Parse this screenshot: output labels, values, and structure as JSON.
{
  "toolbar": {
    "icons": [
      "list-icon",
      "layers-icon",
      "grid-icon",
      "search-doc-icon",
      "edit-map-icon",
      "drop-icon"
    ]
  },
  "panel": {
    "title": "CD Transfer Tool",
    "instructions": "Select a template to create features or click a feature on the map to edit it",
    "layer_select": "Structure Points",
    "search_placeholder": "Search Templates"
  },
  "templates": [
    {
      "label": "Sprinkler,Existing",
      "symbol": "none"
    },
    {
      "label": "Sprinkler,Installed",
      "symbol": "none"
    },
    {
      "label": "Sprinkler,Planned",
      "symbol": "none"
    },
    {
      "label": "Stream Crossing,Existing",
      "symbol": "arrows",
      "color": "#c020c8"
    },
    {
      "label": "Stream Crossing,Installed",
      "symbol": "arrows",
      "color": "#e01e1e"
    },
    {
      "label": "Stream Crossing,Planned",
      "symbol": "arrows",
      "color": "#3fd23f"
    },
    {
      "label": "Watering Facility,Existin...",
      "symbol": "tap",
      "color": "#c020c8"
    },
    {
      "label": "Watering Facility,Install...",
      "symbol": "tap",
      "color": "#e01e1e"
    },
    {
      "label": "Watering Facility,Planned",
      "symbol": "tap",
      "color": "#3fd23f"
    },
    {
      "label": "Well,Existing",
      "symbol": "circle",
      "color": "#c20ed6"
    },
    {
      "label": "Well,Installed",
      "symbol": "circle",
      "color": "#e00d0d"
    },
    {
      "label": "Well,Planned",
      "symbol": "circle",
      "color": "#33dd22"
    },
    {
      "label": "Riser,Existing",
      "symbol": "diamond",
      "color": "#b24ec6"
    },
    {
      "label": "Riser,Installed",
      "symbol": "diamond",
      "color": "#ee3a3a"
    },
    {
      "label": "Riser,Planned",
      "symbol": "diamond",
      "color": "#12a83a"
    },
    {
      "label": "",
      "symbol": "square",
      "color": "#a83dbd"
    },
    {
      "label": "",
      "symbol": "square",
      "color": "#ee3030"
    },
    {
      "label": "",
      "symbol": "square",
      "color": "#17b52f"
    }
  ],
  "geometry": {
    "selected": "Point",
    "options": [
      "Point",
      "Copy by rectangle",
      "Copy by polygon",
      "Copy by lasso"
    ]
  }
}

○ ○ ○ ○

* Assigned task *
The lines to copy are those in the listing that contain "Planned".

* Output below *
      "label": "Sprinkler,Planned",
      "label": "Stream Crossing,Planned",
      "label": "Watering Facility,Planned",
      "label": "Well,Planned",
      "label": "Riser,Planned",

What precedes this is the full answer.